Shobogenzo Zuimonki

Book 2

2-7

Once, someone urged Dogen to go to Kanto1 to help the Buddha-dharma flourish.
Dogen refused. “If someone aspires to practice the buddha-dharma, he will come and study it even if he has to cross mountains, rivers, and oceans. If he lacks such resolution, there is no certainty that he will accept it, even if I go and urge him (to practice it). Shall I fool people merely for the sake of material support? Isn’t this just greed for wealth? Since it would just tire me out, I feel no necessity to go.”

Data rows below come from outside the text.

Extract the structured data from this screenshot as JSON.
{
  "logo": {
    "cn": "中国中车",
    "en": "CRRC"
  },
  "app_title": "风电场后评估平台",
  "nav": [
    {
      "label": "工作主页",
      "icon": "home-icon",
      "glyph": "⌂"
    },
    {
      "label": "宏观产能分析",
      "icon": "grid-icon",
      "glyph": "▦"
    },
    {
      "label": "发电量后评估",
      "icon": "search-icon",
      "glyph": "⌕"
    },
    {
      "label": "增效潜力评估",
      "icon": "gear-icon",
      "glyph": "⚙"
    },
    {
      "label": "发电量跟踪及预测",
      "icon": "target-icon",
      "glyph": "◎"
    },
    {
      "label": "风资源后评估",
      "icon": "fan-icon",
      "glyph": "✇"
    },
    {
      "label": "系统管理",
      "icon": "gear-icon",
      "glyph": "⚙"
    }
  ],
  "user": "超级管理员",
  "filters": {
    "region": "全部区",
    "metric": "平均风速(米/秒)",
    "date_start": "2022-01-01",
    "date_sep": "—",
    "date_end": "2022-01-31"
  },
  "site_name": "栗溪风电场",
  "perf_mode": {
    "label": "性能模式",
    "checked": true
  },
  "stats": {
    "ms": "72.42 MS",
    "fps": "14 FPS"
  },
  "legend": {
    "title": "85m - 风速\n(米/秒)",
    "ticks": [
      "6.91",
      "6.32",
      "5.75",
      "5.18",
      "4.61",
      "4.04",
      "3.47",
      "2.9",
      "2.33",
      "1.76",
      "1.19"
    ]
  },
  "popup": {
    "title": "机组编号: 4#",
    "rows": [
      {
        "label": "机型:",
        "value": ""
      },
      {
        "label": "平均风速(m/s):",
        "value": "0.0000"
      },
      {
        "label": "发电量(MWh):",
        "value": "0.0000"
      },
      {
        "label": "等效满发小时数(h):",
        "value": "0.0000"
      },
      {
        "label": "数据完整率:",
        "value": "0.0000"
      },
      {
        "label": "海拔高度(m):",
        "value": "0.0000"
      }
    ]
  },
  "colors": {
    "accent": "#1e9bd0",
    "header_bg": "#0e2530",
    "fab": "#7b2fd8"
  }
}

  1. Kanto refers to the eastern part of Japan, in this case Kamakura, where the shogunate (government) was located. At the time, the samurai who took over political power from the court in Kyoto accepted Zen Buddhism. Several Chinese Zen masters came from China; for example, Rankei Doryu, Mugaku Sogen, etc, and a number of Zen temples were founded there. The person was suggesting that Dogen go there to gain the support of the shogunate government. Later, however, after Dogen moved into Eiheiji, he did visit Kamakura and stayed there for half a year.